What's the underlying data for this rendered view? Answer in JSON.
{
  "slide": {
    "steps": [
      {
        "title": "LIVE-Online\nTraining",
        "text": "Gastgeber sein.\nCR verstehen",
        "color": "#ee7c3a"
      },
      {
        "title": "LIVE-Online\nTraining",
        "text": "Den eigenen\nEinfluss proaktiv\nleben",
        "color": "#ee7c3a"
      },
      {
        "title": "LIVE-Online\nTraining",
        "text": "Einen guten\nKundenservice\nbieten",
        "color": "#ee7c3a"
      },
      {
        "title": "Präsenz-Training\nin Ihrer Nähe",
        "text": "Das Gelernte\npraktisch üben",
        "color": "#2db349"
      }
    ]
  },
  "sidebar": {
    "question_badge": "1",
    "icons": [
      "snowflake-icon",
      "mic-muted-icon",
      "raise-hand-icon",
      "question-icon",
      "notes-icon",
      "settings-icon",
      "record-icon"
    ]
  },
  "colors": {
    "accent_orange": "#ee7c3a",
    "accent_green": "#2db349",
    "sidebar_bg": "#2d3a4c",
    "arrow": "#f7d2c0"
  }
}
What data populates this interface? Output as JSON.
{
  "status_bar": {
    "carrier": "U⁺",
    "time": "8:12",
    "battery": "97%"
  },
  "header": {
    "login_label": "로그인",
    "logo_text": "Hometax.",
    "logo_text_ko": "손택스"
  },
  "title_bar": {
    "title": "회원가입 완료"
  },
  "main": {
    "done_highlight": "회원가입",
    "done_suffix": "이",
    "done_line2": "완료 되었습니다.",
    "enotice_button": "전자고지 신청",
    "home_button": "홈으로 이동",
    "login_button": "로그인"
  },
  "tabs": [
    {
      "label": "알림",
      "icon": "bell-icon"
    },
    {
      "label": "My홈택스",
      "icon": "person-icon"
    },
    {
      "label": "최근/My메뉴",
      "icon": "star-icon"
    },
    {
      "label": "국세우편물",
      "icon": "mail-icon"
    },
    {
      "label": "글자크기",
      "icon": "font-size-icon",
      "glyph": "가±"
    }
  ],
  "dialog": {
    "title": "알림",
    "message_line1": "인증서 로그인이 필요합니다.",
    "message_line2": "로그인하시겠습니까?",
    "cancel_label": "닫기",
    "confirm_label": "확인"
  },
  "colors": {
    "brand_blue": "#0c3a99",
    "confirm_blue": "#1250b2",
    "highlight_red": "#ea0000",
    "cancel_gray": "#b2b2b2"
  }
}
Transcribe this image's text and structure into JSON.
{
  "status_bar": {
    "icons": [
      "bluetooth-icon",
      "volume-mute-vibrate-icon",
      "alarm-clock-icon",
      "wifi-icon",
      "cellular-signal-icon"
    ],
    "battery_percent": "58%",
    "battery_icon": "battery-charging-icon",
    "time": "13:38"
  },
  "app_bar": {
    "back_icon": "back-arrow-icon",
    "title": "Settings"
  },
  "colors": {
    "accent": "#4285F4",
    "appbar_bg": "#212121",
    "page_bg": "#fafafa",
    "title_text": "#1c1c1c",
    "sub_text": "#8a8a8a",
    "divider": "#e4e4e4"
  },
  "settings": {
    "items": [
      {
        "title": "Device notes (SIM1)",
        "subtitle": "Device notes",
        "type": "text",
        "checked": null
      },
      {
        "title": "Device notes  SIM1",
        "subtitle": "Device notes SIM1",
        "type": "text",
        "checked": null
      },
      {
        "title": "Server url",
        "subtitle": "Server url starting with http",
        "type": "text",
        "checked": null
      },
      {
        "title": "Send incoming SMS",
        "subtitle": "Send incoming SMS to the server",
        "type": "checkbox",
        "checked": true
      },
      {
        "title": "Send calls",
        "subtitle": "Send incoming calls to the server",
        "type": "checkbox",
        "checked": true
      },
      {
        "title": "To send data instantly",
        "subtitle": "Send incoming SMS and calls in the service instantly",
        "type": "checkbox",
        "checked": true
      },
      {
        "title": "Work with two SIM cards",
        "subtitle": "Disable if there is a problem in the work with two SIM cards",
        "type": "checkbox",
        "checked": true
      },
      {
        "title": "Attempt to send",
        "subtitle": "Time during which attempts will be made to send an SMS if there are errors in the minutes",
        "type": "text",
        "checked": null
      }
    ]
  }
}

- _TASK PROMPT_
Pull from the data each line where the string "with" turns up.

- _RESPONSE AREA_
        "subtitle": "Server url starting with http",
        "title": "Work with two SIM cards",
        "subtitle": "Disable if there is a problem in the work with two SIM cards",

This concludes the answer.